- [Show abstract] [Hide abstract]
ABSTRACT: We describe characteristics associated with use of endarterectomy (CEA) versus stenting (CAS) in patients before urgent cardiac surgery. The optimal modality of carotid revascularization preceding cardiac surgery is unknown. Retrospective evaluation of the CARE (Carotid Artery Revascularization and Endarterectomy) registry from January 2005 to April 2010 was performed on patients undergoing CEA or CAS preceding urgent cardiac surgery within 30 days. Baseline characteristics were compared, and multivariate adjustment was performed. Of 451 patients who met study criteria, 255 underwent CAS and 196 underwent CEA. Both procedures increased over time to a similar degree (p = 0.18). Patients undergoing CAS had more frequent history of peripheral artery disease (38.2% vs. 26.5%, p < 0.01), neck surgery (5.5% vs. 1.0%, p = 0.01), neck radiation (4.3% vs. 1.0%, p = 0.04), left-main coronary disease (34.8% vs. 23.5%, p < 0.01), neurological events (45.8% vs. 31.3%, p < 0.01), carotid intervention (20.8% vs. 7.6%, p < 0.01), and higher baseline creatinine (1.3 vs. 1.1 mg/dl, p = 0.02). The target carotid arteries of CAS patients were more likely to be symptomatic in the 6 months before revascularization and have restenosis from prior CEA. Patients undergoing CAS had a lower American Society of Anesthesiology grade.

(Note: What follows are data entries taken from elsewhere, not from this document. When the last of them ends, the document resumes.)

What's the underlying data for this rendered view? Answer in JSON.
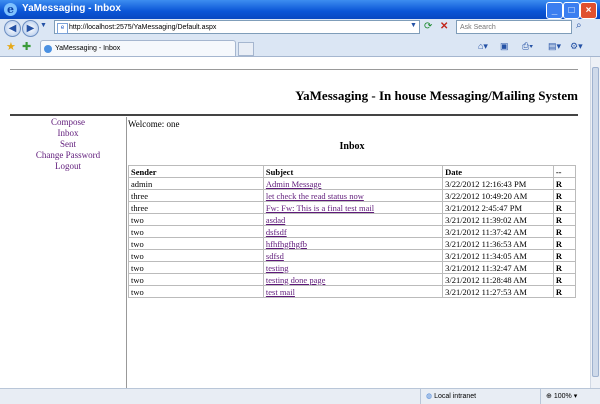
{
  "window": {
    "title": "YaMessaging - Inbox"
  },
  "browser": {
    "url": "http://localhost:2575/YaMessaging/Default.aspx",
    "search_placeholder": "Ask Search",
    "tab_title": "YaMessaging - Inbox",
    "status_zone": "Local intranet",
    "zoom": "100%"
  },
  "page": {
    "header_title": "YaMessaging - In house Messaging/Mailing System",
    "nav": [
      "Compose",
      "Inbox",
      "Sent",
      "Change Password",
      "Logout"
    ],
    "welcome": "Welcome: one",
    "heading": "Inbox",
    "columns": [
      "Sender",
      "Subject",
      "Date",
      "--"
    ],
    "rows": [
      {
        "sender": "admin",
        "subject": "Admin Message",
        "date": "3/22/2012 12:16:43 PM",
        "flag": "R"
      },
      {
        "sender": "three",
        "subject": "let check the read status now",
        "date": "3/22/2012 10:49:20 AM",
        "flag": "R"
      },
      {
        "sender": "three",
        "subject": "Fw: Fw: This is a final test mail",
        "date": "3/21/2012 2:45:47 PM",
        "flag": "R"
      },
      {
        "sender": "two",
        "subject": "asdad",
        "date": "3/21/2012 11:39:02 AM",
        "flag": "R"
      },
      {
        "sender": "two",
        "subject": "dsfsdf",
        "date": "3/21/2012 11:37:42 AM",
        "flag": "R"
      },
      {
        "sender": "two",
        "subject": "hfhfhgfhgfb",
        "date": "3/21/2012 11:36:53 AM",
        "flag": "R"
      },
      {
        "sender": "two",
        "subject": "sdfsd",
        "date": "3/21/2012 11:34:05 AM",
        "flag": "R"
      },
      {
        "sender": "two",
        "subject": "testing",
        "date": "3/21/2012 11:32:47 AM",
        "flag": "R"
      },
      {
        "sender": "two",
        "subject": "testing done page",
        "date": "3/21/2012 11:28:48 AM",
        "flag": "R"
      },
      {
        "sender": "two",
        "subject": "test mail",
        "date": "3/21/2012 11:27:53 AM",
        "flag": "R"
      }
    ]
  }
}
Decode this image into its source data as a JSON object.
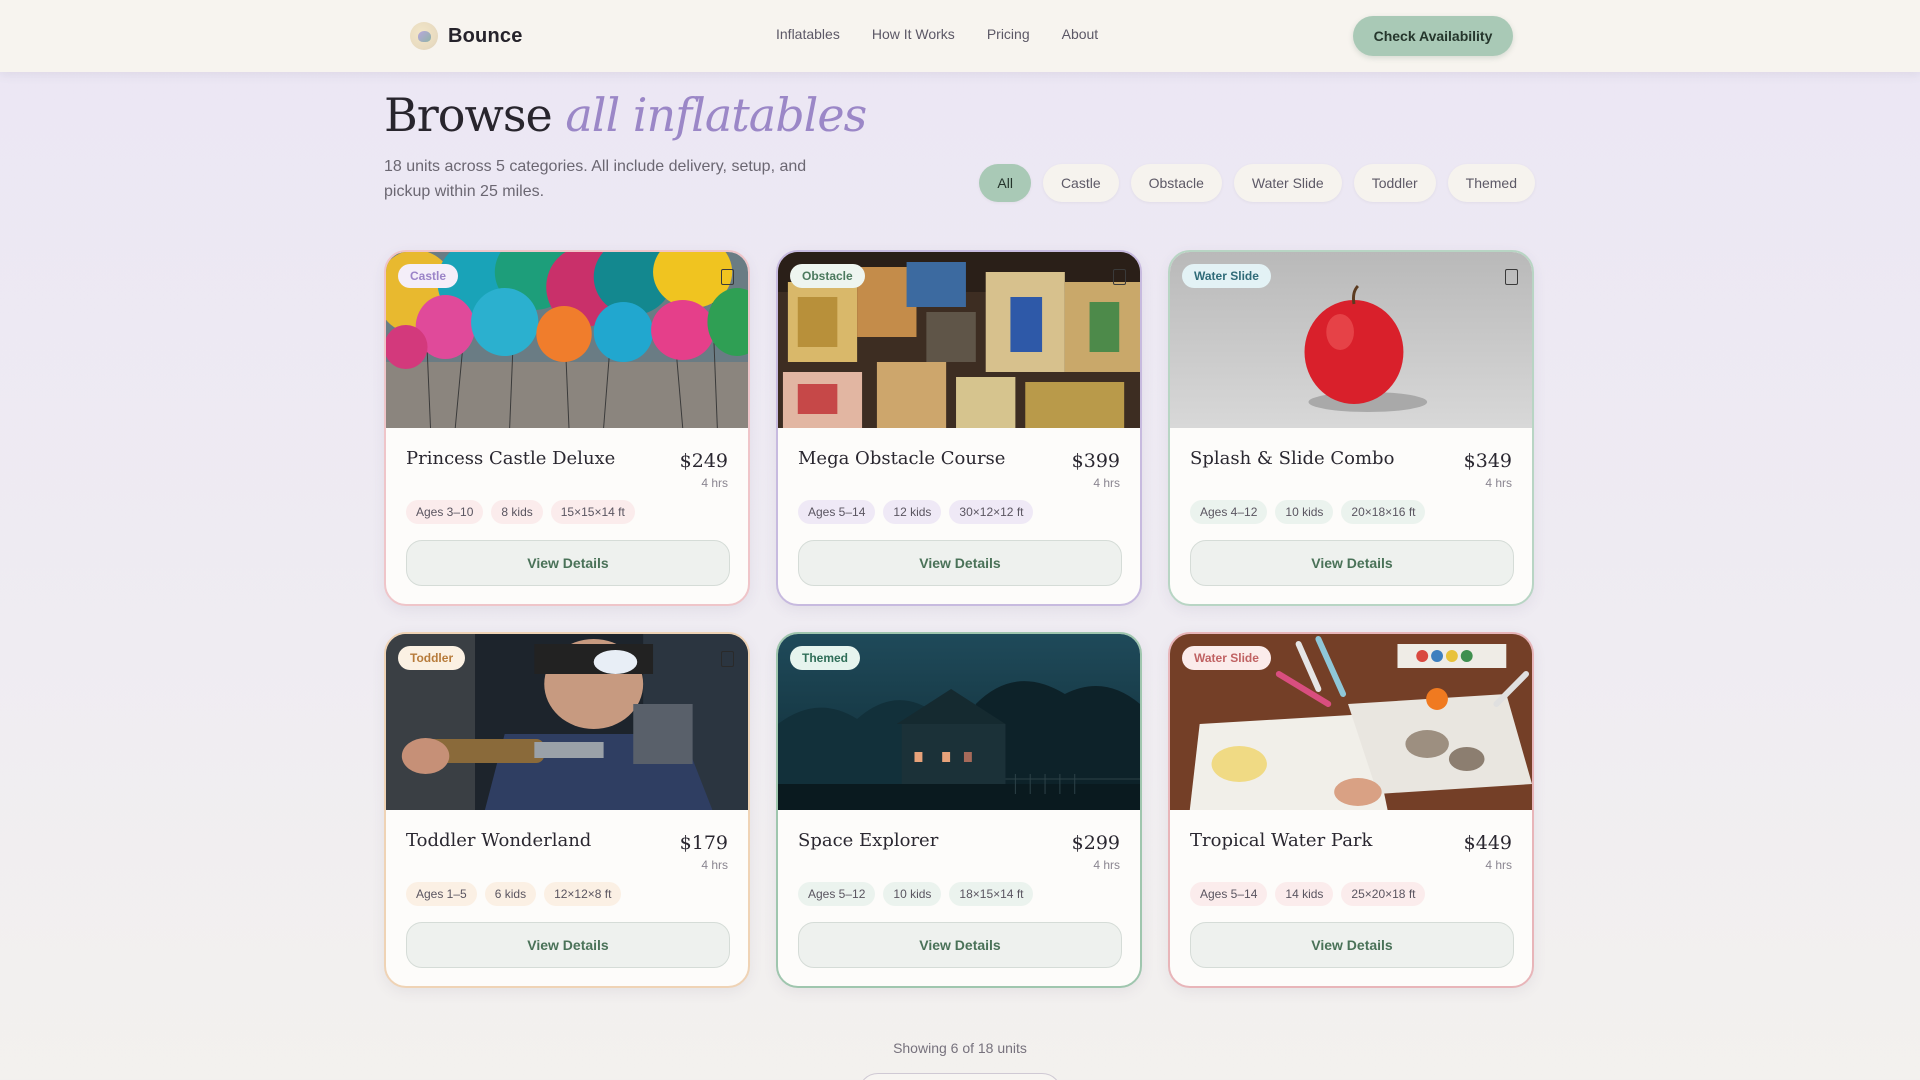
{
  "brand": {
    "name": "Bounce",
    "logo_icon": "balloon-logo-icon"
  },
  "nav": {
    "items": [
      "Inflatables",
      "How It Works",
      "Pricing",
      "About"
    ],
    "cta_label": "Check Availability"
  },
  "hero": {
    "title_plain": "Browse",
    "title_accent": "all inflatables",
    "subtitle": "18 units across 5 categories. All include delivery, setup, and pickup within 25 miles."
  },
  "filters": [
    "All",
    "Castle",
    "Obstacle",
    "Water Slide",
    "Toddler",
    "Themed"
  ],
  "active_filter": "All",
  "cards": [
    {
      "category": "Castle",
      "name": "Princess Castle Deluxe",
      "price": "$249",
      "duration": "4 hrs",
      "tags": [
        "Ages 3–10",
        "8 kids",
        "15×15×14 ft"
      ],
      "button": "View Details",
      "image": "colorful balloons"
    },
    {
      "category": "Obstacle",
      "name": "Mega Obstacle Course",
      "price": "$399",
      "duration": "4 hrs",
      "tags": [
        "Ages 5–14",
        "12 kids",
        "30×12×12 ft"
      ],
      "button": "View Details",
      "image": "wooden alphabet blocks"
    },
    {
      "category": "Water Slide",
      "name": "Splash & Slide Combo",
      "price": "$349",
      "duration": "4 hrs",
      "tags": [
        "Ages 4–12",
        "10 kids",
        "20×18×16 ft"
      ],
      "button": "View Details",
      "image": "red apple on grey"
    },
    {
      "category": "Toddler",
      "name": "Toddler Wonderland",
      "price": "$179",
      "duration": "4 hrs",
      "tags": [
        "Ages 1–5",
        "6 kids",
        "12×12×8 ft"
      ],
      "button": "View Details",
      "image": "man at lathe"
    },
    {
      "category": "Themed",
      "name": "Space Explorer",
      "price": "$299",
      "duration": "4 hrs",
      "tags": [
        "Ages 5–12",
        "10 kids",
        "18×15×14 ft"
      ],
      "button": "View Details",
      "image": "dark house at night"
    },
    {
      "category": "Water Slide",
      "name": "Tropical Water Park",
      "price": "$449",
      "duration": "4 hrs",
      "tags": [
        "Ages 5–14",
        "14 kids",
        "25×20×18 ft"
      ],
      "button": "View Details",
      "image": "art supplies on table"
    }
  ],
  "footer": {
    "showing": "Showing 6 of 18 units"
  },
  "colors": {
    "accent_lavender": "#9b87c7",
    "accent_mint": "#a9c9b6"
  }
}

Midwest hospitals were less likely to perform CAS than CEA, whereas in the other regions CAS was more common (p < 0.01). Non-Caucasian race, a history of heart failure, previous carotid procedures, prior stroke, left main coronary artery stenosis, lower American Society of Anesthesiology grade, and teaching hospital were independent predictors of patients who would receive CAS. Carotid artery stenting and CEA have increased among patients undergoing urgent cardiac surgery. Patients who underwent CAS had more vascular disease but lower acute pre-surgical risk. Significant regional variation in procedure selection exists.JACC. Cardiovascular Interventions 11/2011; 4(11):1200-8. · 1.07 Impact Factor
- Journal of The American College of Cardiology - J AMER COLL CARDIOL. 01/2010; 55(10).